Community colleges, which admit students on a rolling basis as the first day of classes nears, usually award financial aid on a rolling basis, as well. That means some of the lowest-income community-college students who apply too late in the school year don’t get any money at all.

Last year, 81 percent of community-college students who qualified but didn’t get any State Need Grant money were from families that made zero to 50 percent of the median family income — for a family of four, that’s $43,500 or less, Sharpe said.

Sharpe said state research shows that even with State Need Grant money and other forms of federal student aid and scholarships, many low-income students must still borrow money to go to college. Few of them get a free ride.

Gulf War veteran Shannon Turner, of Bremerton, is receiving State Need Grant money this year. Without it, he says, he wouldn’t be able to go to school this quarter. Turner, who served in the Army, is getting a bachelor’s degree in human services from Western Washington University, and is able to take his classes at Olympic College, close to home.

The president of student government at Olympic, he’s lobbied legislators about the importance of the grant. “State Need Grant is this little beacon of hope,” he said, adding that he knows homeless students who sleep in their cars at night who depend on the grant to pay for tuition.

Adan Espino Jr., the legislative liaison for the University of Washington, Tacoma, said about 40 percent of students at that branch campus get State Need Grant money. The student lobbyists have been pushing hard for full funding, he said.

Among the 50 states, Washington’s college-aid program is one of the most generous. The National Association for State Student Grant Aid Programs ranks Washington sixth in total grant dollars based on the size of its undergraduate enrollment.

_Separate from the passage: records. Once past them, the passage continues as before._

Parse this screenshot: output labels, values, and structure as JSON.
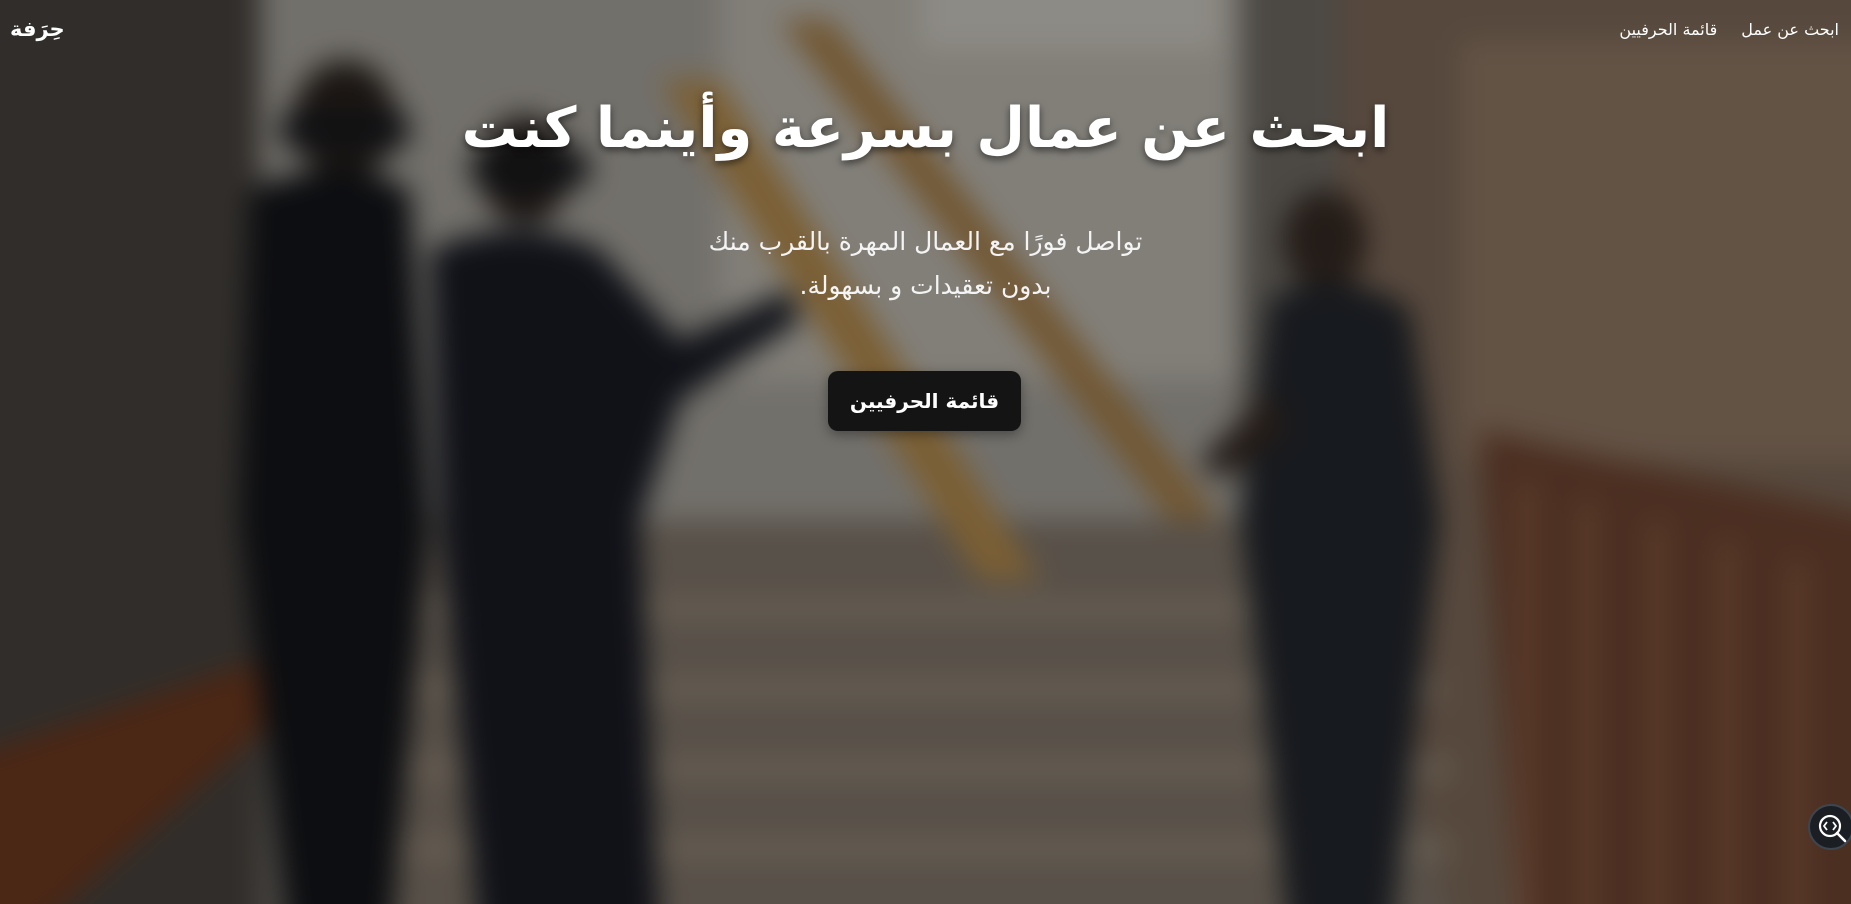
{
  "brand": {
    "name": "حِرَفة"
  },
  "nav": {
    "items": [
      {
        "label": "ابحث عن عمل"
      },
      {
        "label": "قائمة الحرفيين"
      }
    ]
  },
  "hero": {
    "title": "ابحث عن عمال بسرعة وأينما كنت",
    "subtitle_line1": "تواصل فورًا مع العمال المهرة بالقرب منك",
    "subtitle_line2": "بدون تعقيدات و بسهولة.",
    "cta_label": "قائمة الحرفيين"
  },
  "floating_tool": {
    "icon": "code-search-icon"
  },
  "colors": {
    "overlay": "#000000",
    "button_bg": "#141414",
    "text": "#ffffff"
  }
}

Ranker described it as a “moral responsibility” to give low-income families an early idea of how much grant aid they’ll be able to receive. He said he believes the state has enough money to fully fund the State Need Grant along with its other priorities, including K-12 funding. “This is absolutely a top priority for me,” he said.